- **Task to complete**
How many lines in the records below hold the string "bold"? Please answer with the number and nothing more.

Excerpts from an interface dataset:
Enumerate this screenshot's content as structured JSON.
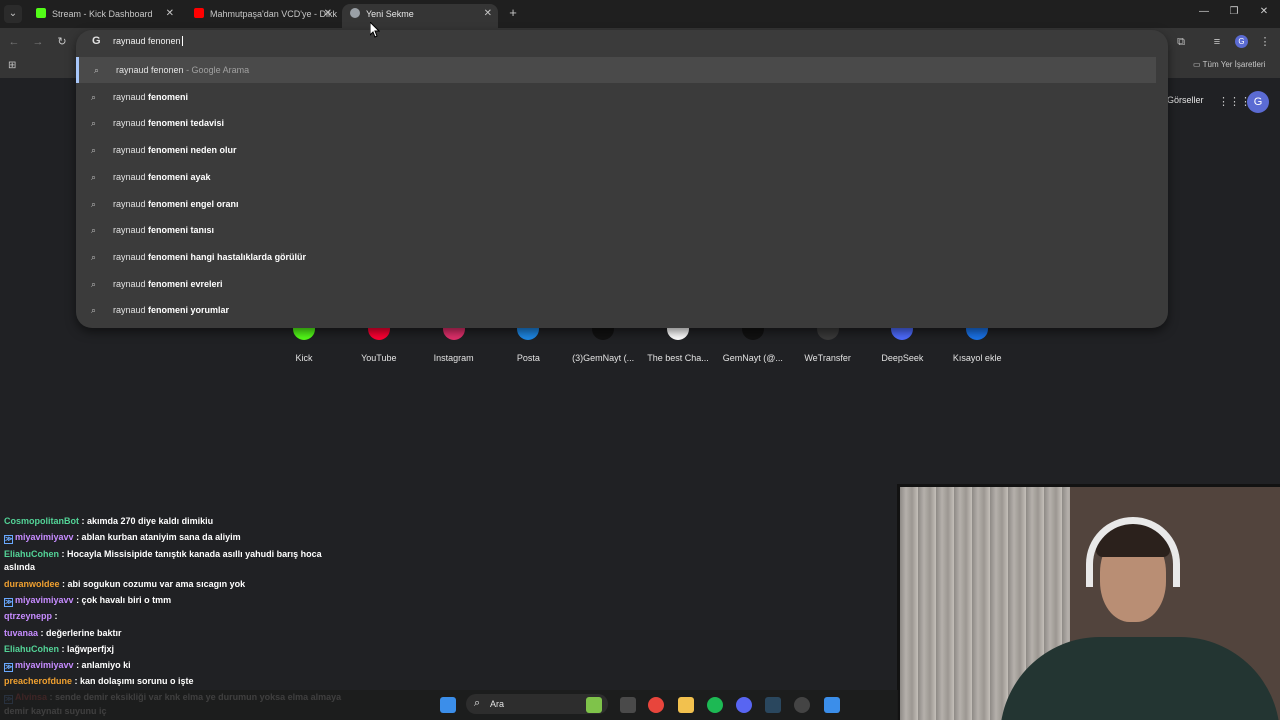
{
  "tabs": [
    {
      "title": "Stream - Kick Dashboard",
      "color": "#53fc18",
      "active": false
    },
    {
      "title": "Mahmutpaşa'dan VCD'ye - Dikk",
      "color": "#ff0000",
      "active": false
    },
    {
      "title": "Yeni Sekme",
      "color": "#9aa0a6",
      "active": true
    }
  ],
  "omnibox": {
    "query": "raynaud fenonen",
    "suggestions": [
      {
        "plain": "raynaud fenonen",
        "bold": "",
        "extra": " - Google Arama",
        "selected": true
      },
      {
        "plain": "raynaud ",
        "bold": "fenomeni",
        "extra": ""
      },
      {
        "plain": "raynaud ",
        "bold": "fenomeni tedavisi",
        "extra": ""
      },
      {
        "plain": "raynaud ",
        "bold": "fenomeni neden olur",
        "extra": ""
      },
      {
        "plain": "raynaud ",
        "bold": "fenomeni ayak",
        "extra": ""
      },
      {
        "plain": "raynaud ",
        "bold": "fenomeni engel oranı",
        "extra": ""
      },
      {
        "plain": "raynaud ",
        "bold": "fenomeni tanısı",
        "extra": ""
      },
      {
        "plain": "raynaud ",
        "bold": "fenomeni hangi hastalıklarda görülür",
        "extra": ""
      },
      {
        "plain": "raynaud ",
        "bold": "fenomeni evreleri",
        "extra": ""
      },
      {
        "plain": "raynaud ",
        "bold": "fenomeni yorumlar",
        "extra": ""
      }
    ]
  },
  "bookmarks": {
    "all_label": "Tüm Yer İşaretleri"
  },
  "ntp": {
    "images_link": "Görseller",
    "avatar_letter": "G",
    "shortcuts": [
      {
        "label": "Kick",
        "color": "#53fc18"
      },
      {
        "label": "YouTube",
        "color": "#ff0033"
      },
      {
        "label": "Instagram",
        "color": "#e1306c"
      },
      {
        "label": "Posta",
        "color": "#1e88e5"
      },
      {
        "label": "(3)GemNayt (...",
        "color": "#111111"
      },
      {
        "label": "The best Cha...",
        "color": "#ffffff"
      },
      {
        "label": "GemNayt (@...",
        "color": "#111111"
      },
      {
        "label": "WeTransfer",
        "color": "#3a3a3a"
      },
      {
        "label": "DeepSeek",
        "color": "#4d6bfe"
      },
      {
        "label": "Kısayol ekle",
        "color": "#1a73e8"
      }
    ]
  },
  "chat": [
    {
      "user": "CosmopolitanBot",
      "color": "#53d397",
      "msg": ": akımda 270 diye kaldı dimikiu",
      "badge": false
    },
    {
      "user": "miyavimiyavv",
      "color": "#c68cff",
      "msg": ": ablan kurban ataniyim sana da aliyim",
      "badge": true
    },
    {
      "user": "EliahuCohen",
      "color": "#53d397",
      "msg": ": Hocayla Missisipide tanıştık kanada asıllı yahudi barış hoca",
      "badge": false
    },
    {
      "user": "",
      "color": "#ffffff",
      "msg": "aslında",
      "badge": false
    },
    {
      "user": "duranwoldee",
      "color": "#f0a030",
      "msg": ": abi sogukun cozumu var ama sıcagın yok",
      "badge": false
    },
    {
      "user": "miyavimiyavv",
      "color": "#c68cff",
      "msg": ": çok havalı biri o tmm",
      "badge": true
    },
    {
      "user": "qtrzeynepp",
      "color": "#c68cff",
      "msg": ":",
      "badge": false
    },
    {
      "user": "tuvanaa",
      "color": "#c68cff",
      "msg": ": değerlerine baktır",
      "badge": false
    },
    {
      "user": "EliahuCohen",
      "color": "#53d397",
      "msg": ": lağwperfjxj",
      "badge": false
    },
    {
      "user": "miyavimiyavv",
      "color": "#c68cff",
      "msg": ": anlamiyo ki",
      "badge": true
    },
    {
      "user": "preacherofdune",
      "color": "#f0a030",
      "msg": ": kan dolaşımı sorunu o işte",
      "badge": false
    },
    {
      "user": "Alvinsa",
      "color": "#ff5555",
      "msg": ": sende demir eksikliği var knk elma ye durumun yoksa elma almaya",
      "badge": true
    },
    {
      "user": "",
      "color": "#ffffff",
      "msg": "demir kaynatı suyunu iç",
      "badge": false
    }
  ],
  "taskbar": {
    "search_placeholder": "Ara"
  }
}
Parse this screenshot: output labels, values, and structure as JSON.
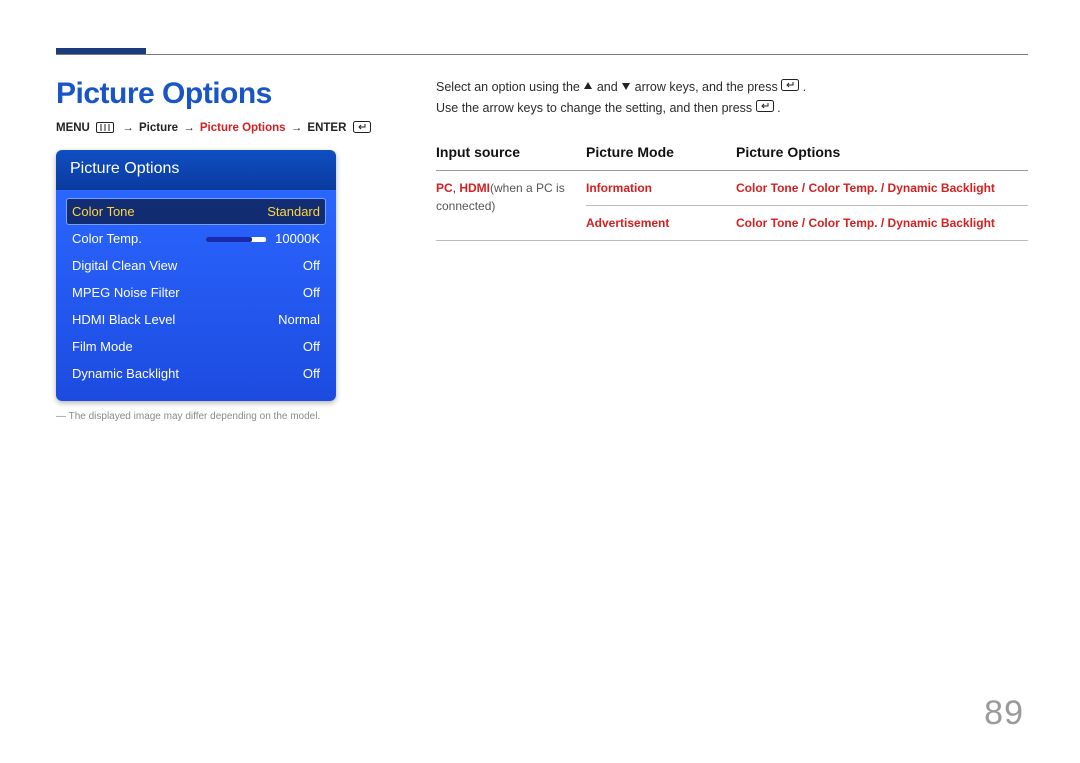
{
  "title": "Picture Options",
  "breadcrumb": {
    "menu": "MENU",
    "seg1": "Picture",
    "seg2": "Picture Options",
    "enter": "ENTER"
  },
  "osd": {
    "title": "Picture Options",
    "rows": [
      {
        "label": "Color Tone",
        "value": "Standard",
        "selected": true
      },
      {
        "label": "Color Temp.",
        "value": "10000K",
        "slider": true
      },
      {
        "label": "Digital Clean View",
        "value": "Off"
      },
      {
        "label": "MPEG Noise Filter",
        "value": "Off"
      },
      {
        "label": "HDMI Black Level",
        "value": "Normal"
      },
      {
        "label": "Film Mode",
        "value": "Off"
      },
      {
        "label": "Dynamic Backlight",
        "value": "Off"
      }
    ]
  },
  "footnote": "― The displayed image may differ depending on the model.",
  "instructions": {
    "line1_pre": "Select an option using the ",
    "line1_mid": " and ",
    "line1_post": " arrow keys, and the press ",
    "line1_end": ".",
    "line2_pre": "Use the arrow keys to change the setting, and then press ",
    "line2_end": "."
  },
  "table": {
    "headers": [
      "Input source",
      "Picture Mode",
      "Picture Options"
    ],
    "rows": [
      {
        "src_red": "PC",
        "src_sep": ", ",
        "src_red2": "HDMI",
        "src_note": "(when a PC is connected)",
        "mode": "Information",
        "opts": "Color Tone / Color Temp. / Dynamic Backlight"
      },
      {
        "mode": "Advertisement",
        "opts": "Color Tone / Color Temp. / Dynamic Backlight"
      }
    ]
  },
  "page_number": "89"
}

- **Written response**
10